Dr. Catherine J. Anderson and Dr. Aaron Van Dyke lead research students in groundbreaking nutritional science study.
The United States Department of Agriculture’s National Institute of Food and Agriculture (USDA-NIFA) has awarded Fairfield University's assistant biology professor Catherine J. Andersen, PhD, with a $149,419 federal grant to support an innovative faculty-student research study in the area of nutritional sciences. Aaron Van Dyke, assistant professor of chemistry and biochemistry, will join Dr. Andersen as the study’s co-project director.
The two-year research project will investigate the effects of dietary intake on markers of cholesterol metabolism, inflammation, and immune function. As part of the study, healthy adults will participate in a dietary intervention trial to determine whether whole eggs, egg whites, or an egg-free diet can alter the beneficial properties of HDL – carriers of the “good cholesterol” – in the bloodstream. Fairfield’s researchers hope to determine if the bioactive components in the egg yolks will alter the composition and function of HDL, leading to beneficial changes in immune cell activity and inflammation. Their findings could have important implications for the role of nutrition in health and human disease.
Each semester, a total of four to six undergraduate research students from both Dr. Andersen's and Dr. Van Dyke’s labs will conduct experiments and perform data analysis for the study. Research activities will include comprehensive dietary evaluation, cell culture work, molecular biology assays, and biochemical analysis. Fairfield University is uniquely equipped for this research, thanks in part to a $271,407 instrumentation grant from the National Science Foundation (NSF) which Dr. Andersen and Dr. Van Dyke helped secure.

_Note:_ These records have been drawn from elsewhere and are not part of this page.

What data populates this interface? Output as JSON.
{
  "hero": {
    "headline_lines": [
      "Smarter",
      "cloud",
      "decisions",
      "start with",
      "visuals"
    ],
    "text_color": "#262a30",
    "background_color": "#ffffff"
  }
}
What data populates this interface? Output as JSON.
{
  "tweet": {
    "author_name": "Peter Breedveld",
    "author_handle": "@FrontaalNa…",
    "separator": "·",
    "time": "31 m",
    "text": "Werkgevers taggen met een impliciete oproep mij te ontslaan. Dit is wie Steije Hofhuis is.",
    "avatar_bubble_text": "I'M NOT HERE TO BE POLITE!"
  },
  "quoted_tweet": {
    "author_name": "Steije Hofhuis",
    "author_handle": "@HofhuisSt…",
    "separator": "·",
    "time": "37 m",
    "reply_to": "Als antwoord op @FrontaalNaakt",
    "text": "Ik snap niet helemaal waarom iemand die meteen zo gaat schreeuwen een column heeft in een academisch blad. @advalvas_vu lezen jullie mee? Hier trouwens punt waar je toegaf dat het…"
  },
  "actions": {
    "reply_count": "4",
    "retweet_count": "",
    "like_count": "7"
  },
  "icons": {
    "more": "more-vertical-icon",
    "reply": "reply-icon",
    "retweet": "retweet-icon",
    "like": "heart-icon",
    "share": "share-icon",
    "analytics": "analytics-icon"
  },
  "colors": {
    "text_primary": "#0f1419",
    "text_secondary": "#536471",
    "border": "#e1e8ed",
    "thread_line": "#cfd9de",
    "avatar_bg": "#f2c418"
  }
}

Through the study’s collaborative and interdisciplinary approach to nutritional sciences, both Dr. Andersen and Dr. Van Dyke hope to develop exciting new lab techniques that can be applied to future research projects. “By working together we are able to leverage our expertise in nutritional sciences, molecular biology, and chemical biology to address novel research questions,” Dr. Andersen stated. “This grant serves as evidence that our work is competitive in the national arena, allowing us to continue developing our research programs in exciting new areas.”
“Asking scholars to reach beyond the boundaries of their own field is built into the DNA of Jesuit institutions,” said Dr. Van Dyke. “This grant offers further external validation that our student-faculty research teams are among the best nationally.”